Remaking the Fed
President Donald Trump has the opportunity over the next year to remake the Fed, whose policies he criticized during the 2016 presidential campaign as holding back growth. Yellen’s departure would create a fourth vacancy on the seven-member board. With Powell as chairman, the only other current members would be Lael Brainard and Randal Quarles, a Trump nominee who joined the board in October.
Trump nominated Carnegie Mellon University professor Marvin Goodfriend to the board last week. He has three more vacancies to fill, including Yellen’s.
Powell received a 74-21 confirmation vote in 2012, with 20 Republicans and Vermont independent Sen. Bernie Sanders opposed.
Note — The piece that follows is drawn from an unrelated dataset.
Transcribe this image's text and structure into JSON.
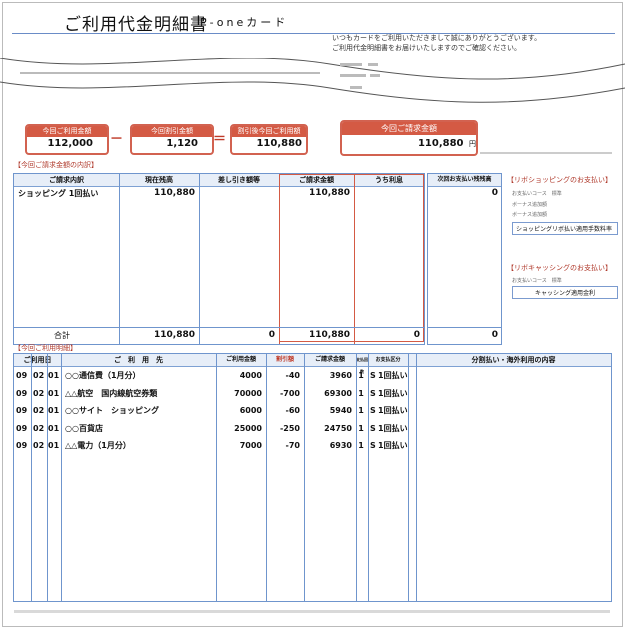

Every Democrat backed him, including Senate Banking members Brown, Jon Tester of Montana, Jack Reed of Rhode Island and Mark Warner of Virginia.
Powell’s confirmation tally in 2014 dropped to 67-24. Of the Republicans, 17 backed and 23 opposed his confirmation.